|Title||Keyword(s)||Published in||Language||DateThis property is a special property in this wiki.||Abstract||R||C|
|Discipline but not punish. the governance of Wikipedia||Normative Experience in Internet Politics||English||2012||The ways in which the Internet is managed and controlled–often labeled as Internet Governance– are usually considered as standing on four main pillars: Technology, Market Laws, State Regulation and Uses. Nevertheless, its specific features, the consequences of the plurality of norms it involves and of the decision-making processes it entails are rarely addressed in a comprehensive analysis.
This book explores the Internet’s functioning both as a practical-intellectual experience and a political challenge. By means of several case studies, it proposes a substantial and reflexive treatment of multileveled, formal or informal Internet Politics.The book’s overall endeavor is to outline an understanding ofwhat is –or may be– a “digital common good”.The authors are members of a European academic team gathered by the Vox Internet research program’s meetings. They adopt a multi-disciplinary approach, embedding technological innovation in the fi eld of social sciences (communication studies, sociology, law, political science and philosophy).
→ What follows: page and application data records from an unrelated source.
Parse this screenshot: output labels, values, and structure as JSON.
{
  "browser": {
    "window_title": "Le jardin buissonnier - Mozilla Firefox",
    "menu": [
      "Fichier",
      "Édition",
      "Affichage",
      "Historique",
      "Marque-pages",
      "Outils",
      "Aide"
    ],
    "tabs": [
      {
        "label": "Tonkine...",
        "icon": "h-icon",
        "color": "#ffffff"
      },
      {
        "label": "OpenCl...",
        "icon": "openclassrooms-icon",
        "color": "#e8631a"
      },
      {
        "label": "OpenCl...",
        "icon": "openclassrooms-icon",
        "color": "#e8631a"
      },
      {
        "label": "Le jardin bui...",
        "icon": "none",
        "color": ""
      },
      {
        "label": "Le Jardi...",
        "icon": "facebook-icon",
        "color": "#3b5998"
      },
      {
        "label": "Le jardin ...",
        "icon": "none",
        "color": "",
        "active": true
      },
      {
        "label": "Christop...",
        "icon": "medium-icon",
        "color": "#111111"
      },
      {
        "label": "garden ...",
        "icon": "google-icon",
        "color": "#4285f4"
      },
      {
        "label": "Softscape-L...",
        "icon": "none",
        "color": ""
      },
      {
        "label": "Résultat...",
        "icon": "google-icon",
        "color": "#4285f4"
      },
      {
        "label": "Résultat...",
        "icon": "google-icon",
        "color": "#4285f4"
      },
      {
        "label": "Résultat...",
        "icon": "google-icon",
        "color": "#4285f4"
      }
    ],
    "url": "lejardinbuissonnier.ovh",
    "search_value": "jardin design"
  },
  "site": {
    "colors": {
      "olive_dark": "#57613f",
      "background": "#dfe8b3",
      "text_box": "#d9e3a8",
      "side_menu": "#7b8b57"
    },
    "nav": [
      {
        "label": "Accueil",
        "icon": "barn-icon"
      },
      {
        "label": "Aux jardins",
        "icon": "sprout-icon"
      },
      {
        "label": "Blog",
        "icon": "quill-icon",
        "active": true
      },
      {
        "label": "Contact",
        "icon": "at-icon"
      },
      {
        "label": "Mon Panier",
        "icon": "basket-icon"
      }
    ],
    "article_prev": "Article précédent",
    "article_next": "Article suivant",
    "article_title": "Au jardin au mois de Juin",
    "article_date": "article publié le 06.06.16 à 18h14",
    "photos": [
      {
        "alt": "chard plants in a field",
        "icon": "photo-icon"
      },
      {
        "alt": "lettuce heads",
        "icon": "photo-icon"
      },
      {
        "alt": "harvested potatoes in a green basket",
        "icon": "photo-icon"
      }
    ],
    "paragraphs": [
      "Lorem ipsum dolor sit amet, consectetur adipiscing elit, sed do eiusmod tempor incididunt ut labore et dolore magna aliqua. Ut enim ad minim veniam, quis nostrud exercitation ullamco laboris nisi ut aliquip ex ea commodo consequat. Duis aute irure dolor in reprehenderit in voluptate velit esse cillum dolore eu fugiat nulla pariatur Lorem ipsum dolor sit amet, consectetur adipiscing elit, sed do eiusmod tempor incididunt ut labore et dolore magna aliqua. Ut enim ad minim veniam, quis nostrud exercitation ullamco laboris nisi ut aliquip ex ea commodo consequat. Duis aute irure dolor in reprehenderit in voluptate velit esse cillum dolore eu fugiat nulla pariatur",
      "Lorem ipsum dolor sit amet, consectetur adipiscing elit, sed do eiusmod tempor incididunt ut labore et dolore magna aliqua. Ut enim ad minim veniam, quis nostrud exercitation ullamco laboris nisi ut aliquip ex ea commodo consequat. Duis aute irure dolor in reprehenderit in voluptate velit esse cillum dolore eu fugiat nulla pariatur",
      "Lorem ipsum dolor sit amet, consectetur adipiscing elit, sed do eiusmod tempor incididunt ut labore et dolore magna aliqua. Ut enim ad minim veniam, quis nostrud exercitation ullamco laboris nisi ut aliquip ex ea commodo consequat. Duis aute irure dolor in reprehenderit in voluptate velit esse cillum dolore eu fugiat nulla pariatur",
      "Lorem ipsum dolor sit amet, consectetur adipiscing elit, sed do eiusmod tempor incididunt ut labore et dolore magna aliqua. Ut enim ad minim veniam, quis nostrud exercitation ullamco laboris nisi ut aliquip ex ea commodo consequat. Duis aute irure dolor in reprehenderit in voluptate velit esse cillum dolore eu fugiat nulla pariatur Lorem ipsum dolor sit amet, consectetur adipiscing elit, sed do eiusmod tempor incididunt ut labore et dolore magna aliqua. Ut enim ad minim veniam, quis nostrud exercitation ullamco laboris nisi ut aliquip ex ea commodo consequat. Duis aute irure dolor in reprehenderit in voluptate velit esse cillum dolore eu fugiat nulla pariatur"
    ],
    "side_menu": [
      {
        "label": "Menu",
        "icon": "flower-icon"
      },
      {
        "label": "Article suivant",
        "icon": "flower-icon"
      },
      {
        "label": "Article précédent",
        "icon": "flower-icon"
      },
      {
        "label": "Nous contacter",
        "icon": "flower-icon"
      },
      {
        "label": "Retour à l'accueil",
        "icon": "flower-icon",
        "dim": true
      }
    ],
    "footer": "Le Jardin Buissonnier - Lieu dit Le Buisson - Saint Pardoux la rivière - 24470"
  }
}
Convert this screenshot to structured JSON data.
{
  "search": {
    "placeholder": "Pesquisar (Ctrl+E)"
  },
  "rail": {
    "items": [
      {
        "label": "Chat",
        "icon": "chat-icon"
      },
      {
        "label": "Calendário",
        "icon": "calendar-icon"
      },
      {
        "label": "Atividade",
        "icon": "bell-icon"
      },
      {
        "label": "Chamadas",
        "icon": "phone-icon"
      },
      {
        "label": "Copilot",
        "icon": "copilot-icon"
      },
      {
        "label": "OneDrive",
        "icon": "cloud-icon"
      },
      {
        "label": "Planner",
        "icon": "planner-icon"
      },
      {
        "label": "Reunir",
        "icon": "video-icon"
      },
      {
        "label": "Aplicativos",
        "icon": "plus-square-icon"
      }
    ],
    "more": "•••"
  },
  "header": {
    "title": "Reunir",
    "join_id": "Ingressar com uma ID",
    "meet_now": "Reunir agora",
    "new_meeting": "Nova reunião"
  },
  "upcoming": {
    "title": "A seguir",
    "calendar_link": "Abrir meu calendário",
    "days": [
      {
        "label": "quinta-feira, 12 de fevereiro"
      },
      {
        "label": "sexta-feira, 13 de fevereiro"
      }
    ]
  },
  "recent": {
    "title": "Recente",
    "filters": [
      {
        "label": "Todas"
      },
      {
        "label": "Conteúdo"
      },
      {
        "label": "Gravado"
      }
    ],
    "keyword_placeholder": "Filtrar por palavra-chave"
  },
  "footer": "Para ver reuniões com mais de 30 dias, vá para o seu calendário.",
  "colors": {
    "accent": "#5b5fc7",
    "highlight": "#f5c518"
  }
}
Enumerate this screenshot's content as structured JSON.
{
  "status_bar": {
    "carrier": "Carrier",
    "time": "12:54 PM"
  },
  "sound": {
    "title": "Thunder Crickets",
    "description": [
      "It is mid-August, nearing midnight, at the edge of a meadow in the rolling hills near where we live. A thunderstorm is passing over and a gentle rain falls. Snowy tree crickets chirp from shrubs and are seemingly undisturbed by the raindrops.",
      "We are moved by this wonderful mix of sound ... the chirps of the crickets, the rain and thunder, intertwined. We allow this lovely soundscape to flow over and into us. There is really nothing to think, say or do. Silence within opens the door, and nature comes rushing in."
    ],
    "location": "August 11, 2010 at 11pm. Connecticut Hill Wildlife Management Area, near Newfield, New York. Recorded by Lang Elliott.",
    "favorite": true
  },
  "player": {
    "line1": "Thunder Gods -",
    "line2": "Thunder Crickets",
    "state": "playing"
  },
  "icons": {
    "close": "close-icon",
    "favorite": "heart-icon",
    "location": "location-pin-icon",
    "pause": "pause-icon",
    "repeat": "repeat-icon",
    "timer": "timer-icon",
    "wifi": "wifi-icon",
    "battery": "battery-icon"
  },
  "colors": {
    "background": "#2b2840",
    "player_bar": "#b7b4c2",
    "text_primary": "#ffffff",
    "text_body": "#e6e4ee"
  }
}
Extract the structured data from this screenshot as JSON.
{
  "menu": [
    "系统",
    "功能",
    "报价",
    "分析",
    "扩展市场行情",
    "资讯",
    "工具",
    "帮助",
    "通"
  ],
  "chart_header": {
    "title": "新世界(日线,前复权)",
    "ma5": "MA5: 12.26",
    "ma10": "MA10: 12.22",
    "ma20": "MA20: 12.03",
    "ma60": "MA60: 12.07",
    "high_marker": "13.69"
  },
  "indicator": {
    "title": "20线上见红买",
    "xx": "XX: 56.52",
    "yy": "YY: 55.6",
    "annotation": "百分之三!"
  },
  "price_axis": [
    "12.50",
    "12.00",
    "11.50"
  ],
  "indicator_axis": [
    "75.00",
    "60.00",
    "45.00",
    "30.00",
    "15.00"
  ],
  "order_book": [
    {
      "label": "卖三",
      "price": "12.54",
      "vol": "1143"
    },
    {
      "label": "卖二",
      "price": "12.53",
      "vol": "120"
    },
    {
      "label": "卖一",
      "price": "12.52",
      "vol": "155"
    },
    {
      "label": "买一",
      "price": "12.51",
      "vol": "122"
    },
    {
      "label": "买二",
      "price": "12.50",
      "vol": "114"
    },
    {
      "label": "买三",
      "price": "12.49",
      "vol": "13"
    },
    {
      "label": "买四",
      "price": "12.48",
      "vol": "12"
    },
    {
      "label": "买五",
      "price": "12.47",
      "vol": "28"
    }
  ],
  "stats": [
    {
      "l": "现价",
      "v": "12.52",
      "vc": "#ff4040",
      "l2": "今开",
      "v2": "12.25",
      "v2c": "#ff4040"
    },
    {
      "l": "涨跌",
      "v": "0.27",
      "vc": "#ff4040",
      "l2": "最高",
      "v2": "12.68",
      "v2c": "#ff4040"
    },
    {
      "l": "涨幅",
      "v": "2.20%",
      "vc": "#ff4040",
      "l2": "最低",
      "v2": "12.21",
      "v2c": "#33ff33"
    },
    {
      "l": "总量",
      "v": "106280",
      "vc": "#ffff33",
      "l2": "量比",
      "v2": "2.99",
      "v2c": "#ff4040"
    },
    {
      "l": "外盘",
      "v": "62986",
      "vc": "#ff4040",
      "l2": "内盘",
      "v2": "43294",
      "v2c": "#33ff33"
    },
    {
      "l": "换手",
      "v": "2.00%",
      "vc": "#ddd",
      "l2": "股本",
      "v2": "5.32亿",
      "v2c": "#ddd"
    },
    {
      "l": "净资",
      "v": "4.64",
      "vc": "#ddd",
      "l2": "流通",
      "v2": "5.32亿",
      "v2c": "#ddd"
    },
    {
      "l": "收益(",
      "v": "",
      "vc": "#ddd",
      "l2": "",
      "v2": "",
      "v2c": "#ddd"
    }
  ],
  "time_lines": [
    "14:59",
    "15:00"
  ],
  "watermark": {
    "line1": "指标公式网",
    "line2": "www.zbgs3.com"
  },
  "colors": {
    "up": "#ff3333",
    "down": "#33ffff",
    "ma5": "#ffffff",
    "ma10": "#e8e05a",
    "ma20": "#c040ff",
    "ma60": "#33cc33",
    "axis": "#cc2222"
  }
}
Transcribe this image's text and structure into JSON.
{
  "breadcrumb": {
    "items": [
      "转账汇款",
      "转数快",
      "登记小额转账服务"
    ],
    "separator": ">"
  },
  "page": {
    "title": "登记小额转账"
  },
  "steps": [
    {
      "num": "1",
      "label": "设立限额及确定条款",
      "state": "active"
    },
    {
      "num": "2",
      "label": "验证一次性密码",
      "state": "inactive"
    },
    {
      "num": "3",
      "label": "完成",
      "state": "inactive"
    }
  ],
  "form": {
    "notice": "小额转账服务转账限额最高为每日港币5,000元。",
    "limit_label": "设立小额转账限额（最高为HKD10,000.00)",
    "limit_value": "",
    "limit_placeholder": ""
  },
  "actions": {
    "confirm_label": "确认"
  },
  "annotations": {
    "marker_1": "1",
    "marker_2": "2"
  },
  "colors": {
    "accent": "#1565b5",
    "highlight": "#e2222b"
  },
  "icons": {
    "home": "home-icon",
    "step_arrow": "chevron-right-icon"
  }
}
|La vigilance participative||Réseaux||French||2009||This article proposes an interpretation of the Wikipedia model of coordination and governance, focused on the forms of vigilance that Wikipedians use to monitor and control other contributors. Wikipedia’s procedural system of self-regulation solves conflicts through discussion, mediation and sanctions, by organizing tension between the local control of statements and the centralized measures against those who repeatedly contravene the encyclopaedia’s principles. The authors describe the architecture of the arenas and rules that make it possible to solve publishing conflicts without transgressing the principle of an unconditional openness to everyone’s right to contribute and to monitor others.||18||2|